## AIM OF THE EXERCISE
One number alone answers this: the count of lines below in which the word "true" is found.

## SOURCE INFORMATION
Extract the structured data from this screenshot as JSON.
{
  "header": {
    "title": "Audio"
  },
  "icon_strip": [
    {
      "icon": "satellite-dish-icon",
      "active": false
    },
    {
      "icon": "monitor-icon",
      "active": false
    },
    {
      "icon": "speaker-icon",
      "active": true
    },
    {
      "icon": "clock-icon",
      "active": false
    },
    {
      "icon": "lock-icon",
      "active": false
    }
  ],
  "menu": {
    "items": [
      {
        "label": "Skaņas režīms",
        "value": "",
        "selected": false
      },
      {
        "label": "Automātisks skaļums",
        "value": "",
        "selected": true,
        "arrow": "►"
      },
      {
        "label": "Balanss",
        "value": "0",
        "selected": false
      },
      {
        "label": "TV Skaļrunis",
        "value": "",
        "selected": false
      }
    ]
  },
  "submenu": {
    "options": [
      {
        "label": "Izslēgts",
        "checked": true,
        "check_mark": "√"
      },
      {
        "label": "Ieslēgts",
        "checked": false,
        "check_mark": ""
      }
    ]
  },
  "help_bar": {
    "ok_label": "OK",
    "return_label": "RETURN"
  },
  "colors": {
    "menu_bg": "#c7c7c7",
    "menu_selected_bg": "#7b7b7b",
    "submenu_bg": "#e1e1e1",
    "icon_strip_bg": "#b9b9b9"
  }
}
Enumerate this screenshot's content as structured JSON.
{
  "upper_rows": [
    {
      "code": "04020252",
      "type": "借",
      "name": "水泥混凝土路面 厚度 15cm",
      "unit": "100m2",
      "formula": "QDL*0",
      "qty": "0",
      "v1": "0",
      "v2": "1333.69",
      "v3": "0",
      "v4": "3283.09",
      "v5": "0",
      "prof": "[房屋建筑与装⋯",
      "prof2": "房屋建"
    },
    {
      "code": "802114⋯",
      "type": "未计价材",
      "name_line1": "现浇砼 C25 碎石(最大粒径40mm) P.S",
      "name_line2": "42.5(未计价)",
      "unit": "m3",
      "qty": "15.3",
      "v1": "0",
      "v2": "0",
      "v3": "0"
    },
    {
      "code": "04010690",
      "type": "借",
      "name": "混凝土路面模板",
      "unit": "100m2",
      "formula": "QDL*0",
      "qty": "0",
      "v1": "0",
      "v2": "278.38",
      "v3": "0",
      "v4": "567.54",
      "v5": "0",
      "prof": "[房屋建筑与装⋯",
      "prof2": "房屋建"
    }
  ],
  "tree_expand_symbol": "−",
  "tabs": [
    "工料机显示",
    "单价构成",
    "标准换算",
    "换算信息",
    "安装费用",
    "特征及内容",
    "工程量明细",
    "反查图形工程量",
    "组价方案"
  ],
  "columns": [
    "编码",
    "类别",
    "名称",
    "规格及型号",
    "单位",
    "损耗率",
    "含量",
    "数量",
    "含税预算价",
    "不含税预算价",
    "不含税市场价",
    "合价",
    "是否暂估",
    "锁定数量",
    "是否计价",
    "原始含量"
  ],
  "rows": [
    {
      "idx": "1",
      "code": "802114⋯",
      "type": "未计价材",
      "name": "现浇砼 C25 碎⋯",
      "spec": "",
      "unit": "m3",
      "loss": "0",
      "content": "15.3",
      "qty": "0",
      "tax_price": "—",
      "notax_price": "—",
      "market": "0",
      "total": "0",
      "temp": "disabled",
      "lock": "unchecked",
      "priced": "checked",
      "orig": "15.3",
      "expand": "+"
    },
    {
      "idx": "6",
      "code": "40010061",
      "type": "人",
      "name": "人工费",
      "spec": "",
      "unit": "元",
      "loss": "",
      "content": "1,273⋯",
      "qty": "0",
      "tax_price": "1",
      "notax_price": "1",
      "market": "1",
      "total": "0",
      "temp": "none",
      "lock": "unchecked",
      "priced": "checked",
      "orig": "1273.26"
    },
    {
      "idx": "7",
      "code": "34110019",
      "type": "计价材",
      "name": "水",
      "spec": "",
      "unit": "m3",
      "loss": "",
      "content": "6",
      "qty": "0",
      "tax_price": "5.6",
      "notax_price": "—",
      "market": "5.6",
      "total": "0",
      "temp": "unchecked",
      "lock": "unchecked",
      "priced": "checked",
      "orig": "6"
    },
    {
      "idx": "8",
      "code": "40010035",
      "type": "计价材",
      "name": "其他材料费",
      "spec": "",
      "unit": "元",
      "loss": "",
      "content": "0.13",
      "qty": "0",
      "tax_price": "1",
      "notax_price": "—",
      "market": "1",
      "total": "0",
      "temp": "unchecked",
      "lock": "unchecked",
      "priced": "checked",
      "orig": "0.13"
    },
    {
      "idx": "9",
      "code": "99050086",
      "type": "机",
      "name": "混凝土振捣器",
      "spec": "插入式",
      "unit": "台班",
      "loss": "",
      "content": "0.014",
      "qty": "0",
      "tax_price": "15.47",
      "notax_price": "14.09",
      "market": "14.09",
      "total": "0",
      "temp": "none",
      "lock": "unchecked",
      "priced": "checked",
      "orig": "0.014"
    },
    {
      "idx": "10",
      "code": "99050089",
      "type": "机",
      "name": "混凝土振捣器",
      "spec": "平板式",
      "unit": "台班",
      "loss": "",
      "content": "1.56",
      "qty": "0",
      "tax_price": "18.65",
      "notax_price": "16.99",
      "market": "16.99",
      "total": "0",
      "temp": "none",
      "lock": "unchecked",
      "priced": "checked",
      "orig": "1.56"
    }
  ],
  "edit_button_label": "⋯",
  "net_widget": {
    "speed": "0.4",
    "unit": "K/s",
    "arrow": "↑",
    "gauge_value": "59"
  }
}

## ANSWER TO THIS EXERCISE
3